Your task:
Pull each line holding "Forcast" out of the entries below.

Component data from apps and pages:
◇ ◇ ◇ ◇

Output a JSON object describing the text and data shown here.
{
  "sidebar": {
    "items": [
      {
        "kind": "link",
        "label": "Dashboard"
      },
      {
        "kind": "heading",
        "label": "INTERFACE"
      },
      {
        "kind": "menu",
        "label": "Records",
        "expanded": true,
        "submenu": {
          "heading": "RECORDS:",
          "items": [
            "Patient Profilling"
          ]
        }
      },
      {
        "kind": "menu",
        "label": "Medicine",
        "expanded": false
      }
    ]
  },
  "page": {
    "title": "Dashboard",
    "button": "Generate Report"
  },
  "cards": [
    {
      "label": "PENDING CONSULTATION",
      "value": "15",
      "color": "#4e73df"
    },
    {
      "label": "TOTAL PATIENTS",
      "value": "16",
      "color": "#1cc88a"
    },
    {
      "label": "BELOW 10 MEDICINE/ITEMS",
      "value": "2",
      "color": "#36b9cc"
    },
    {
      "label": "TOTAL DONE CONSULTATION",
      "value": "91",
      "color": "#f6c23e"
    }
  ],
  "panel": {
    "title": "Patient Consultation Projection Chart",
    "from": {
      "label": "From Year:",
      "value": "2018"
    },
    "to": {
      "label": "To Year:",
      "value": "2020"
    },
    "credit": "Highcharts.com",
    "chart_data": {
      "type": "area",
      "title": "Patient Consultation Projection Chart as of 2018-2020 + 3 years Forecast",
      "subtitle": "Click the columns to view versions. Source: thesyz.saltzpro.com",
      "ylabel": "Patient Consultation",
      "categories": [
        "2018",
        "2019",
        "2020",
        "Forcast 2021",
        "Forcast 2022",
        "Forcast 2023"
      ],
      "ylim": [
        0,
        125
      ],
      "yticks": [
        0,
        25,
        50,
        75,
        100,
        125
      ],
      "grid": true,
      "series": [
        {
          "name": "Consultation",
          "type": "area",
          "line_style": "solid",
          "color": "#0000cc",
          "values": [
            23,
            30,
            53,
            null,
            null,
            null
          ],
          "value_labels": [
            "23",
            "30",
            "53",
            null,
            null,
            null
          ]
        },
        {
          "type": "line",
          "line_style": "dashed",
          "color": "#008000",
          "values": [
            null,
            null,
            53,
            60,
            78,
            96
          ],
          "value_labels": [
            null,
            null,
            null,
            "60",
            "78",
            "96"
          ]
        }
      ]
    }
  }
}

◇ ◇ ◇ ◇

Answer space:
        "Forcast 2021",
        "Forcast 2022",
        "Forcast 2023"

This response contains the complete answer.